Ironically enough, it was the announcement this year of live-streaming coverage of the event’s second weekend offered by a pair of new-media players with high profiles, AXS TV (www.axs.tv) and TuneIn radio (http://tunein.com/), that seemed to mark the completion of one cycle — Jazz Fest as a wild and woolly tribal gathering — and the firm establishment of a new identity: Jazz Fest as a highly marketable cultural commodity now interconnected with a series of major corporate players who will continue to determine the event’s primary identity for decades to come. Another foretaste of the future arrived in New Orleans last fall as the privately held Newhouse publishing empire — today doing business as Advance Publications — announced a shift to digital platforms under Nola.com banner, which would require, Newhouse insisted, massive layoffs and a cut-back in production of the city’s widely read daily newspaper, The Times-Picayune, from seven to three days a week. By the time Jazz Fest rolled around, Nola.com was ready, dispatching anyone with any writing ability and cultural inclination to file up-to-date and wall-to-wall performance reviews, which ultimately came to number more than 100 and, given the event’s ongoing 60+ performances a day, in context represents only a partial accounting of more than 400 total performances, not to mention the potential for reviews of more than 70 food and beverage purveyors, or the dozens of craft and art booths vying for audience attention.
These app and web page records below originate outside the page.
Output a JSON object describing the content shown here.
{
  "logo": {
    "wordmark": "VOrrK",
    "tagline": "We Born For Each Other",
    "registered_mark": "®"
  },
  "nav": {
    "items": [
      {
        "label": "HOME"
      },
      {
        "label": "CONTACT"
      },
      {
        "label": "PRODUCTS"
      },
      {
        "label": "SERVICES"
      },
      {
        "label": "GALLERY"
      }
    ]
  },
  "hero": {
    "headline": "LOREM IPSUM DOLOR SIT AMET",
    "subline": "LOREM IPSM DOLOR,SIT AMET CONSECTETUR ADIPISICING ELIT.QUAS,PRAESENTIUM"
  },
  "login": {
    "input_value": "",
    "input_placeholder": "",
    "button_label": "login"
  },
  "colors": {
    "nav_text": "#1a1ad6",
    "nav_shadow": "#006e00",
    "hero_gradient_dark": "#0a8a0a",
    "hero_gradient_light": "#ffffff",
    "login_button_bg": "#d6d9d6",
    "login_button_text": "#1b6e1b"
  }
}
It’s only a matter of time before celebrity bloggers and TV-host commentators become a part of the grand media mix, giving you the low-down on Ryan Seacrest’s favorite musical acts or Hota Kotb’s to-die-for favorite Jazz Fest food concoctions, as the once down-and-dirty New Orleans Jazz & Heritage Festival becomes a nearly ubiquitous, major corporate media event.